====== RECORDS FOR THIS TASK
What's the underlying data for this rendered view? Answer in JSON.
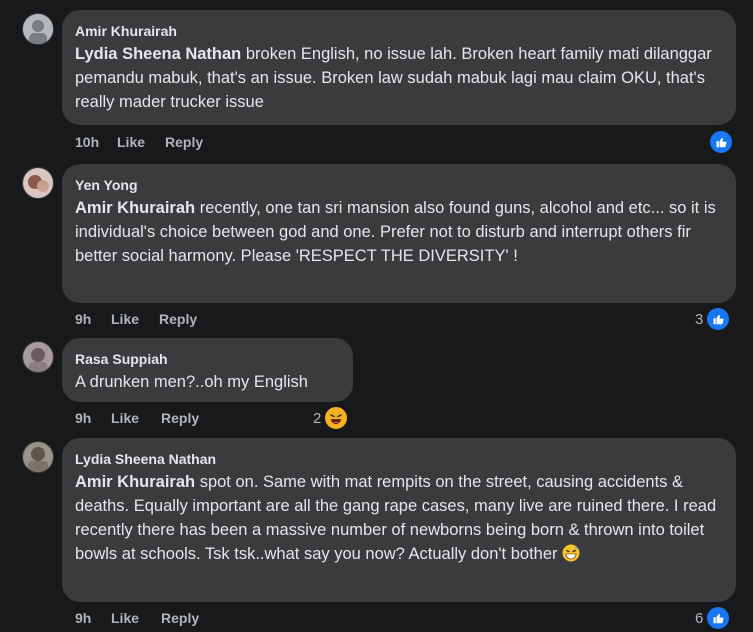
{
  "comments": [
    {
      "author": "Amir Khurairah",
      "mention": "Lydia Sheena Nathan",
      "text": " broken English, no issue lah. Broken heart family mati dilanggar pemandu mabuk, that's an issue. Broken law sudah mabuk lagi mau claim OKU, that's really mader trucker issue",
      "time": "10h",
      "like": "Like",
      "reply": "Reply",
      "reaction_count": ""
    },
    {
      "author": "Yen Yong",
      "mention": "Amir Khurairah",
      "text": " recently, one tan sri mansion also found guns, alcohol and etc... so it is individual's choice between god and one. Prefer not to disturb and interrupt others fir better social harmony. Please 'RESPECT THE DIVERSITY' !",
      "time": "9h",
      "like": "Like",
      "reply": "Reply",
      "reaction_count": "3"
    },
    {
      "author": "Rasa Suppiah",
      "mention": "",
      "text": "A drunken men?..oh my English",
      "time": "9h",
      "like": "Like",
      "reply": "Reply",
      "reaction_count": "2"
    },
    {
      "author": "Lydia Sheena Nathan",
      "mention": "Amir Khurairah",
      "text": " spot on. Same with mat rempits on the street, causing accidents & deaths. Equally important are all the gang rape cases, many live are ruined there. I read recently there has been a massive number of newborns being born & thrown into toilet bowls at schools. Tsk tsk..what say you now? Actually don't bother",
      "time": "9h",
      "like": "Like",
      "reply": "Reply",
      "reaction_count": "6"
    }
  ],
  "icons": {
    "like": "thumbs-up-icon",
    "haha": "laughing-emoji-icon"
  },
  "colors": {
    "background": "#18191a",
    "bubble": "#3a3b3c",
    "like_blue": "#1877f2"
  }
}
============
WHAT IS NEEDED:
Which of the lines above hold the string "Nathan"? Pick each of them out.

EXERCISE RESULT:
      "mention": "Lydia Sheena Nathan",
      "author": "Lydia Sheena Nathan",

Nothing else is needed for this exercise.